What sorts of ideas have you and the students come up with for fixing this disconnect?
We’ve looked at school governance structures, which are dominated by adults in every sense of the word, and we’ve made the case that these school governance structures should be integrated. Maybe these students that are in school 35 hours a week should be on the school board, or helping make policies.
In San Francisco, we met a group of students who are working to lower the voting age both for school district elections and local elections, and they have some very valid reasons for doing so. There’s a student group in Houston that’s been fighting for increased investment in education; they wrote an amicus brief to the Texas Supreme Court arguing why the current funding structure is unconstitutional. They lost, but they’re bringing that conversation.
What’s a big educational problem you’ve seen an innovative solution for?
We talk to students all the time about how they want to go to college, they want to pursue higher education, they have every intention. Yet we know that the number of students who are actually matriculating is nowhere near that. So figuring out how to move students from saying ‘I want to go to college’ to actually making it to college is a hard task.
I’ve been to some remarkable schools [working to solve this problem]. I went to a charter school in Los Angeles, California called Environmental Charter School where one of the graduation requirements is that every student be accepted into a college. It’s just setting the expectation from the beginning that this is what you’re going to accomplish by being here.

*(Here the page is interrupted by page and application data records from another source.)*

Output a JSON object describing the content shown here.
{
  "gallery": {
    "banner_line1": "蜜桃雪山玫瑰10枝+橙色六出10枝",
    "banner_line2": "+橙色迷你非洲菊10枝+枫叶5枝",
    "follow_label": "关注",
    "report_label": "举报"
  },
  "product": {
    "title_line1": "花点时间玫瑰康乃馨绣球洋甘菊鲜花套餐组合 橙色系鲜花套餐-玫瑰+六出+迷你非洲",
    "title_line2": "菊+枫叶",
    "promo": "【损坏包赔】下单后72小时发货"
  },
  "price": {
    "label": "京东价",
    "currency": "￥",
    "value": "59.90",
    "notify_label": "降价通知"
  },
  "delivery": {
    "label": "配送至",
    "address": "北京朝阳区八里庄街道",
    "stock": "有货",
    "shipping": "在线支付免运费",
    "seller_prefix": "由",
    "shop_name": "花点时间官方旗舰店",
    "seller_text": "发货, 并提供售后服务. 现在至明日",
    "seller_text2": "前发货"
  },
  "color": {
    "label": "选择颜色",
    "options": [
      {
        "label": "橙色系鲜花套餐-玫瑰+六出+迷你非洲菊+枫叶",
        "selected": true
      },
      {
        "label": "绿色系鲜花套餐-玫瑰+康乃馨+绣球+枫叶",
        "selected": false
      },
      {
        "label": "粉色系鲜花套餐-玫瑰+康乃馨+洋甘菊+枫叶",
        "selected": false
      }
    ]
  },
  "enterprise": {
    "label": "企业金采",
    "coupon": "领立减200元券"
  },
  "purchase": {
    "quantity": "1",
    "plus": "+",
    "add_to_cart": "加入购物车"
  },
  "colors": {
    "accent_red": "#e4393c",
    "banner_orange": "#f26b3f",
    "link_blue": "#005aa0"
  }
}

They don’t beat around the bush either. They’re having these students target the top schools. I think they’re really doing great work. There’s a school in Kentucky that’s been partnering with an organization called 55,000 Degrees, and they’ve really been focused on what happens over the summer when a student is accepted and when they show up on campus. Because we lose a lot of students during that time. They engage with students to make sure they make it.
What’s an interesting way you’ve seen technology help overcome issues in education?
In some states, snow days play a huge role in students’ lives. They can be out of school for almost a month. They’re starting to now figure out ways to use technology so that even when students are out of school they’re still learning. That’s a really obvious thing, but I think it’s major because it means that these students are no longer a month behind everyone.
You’ll be returning to school in early 2017. What are you plans for after you graduate?
I hope to graduate! I know that UNC-Chapel Hill admits less than 150 black men [each year], and less than half of them graduate, so I hope I’m on the right side of those statistics. I’m really into the intersection between politics and public policy, so I hope to do something in that space, whether it’s advocacy or working on some political campaign. I like to really get up close and personal with the legislative process.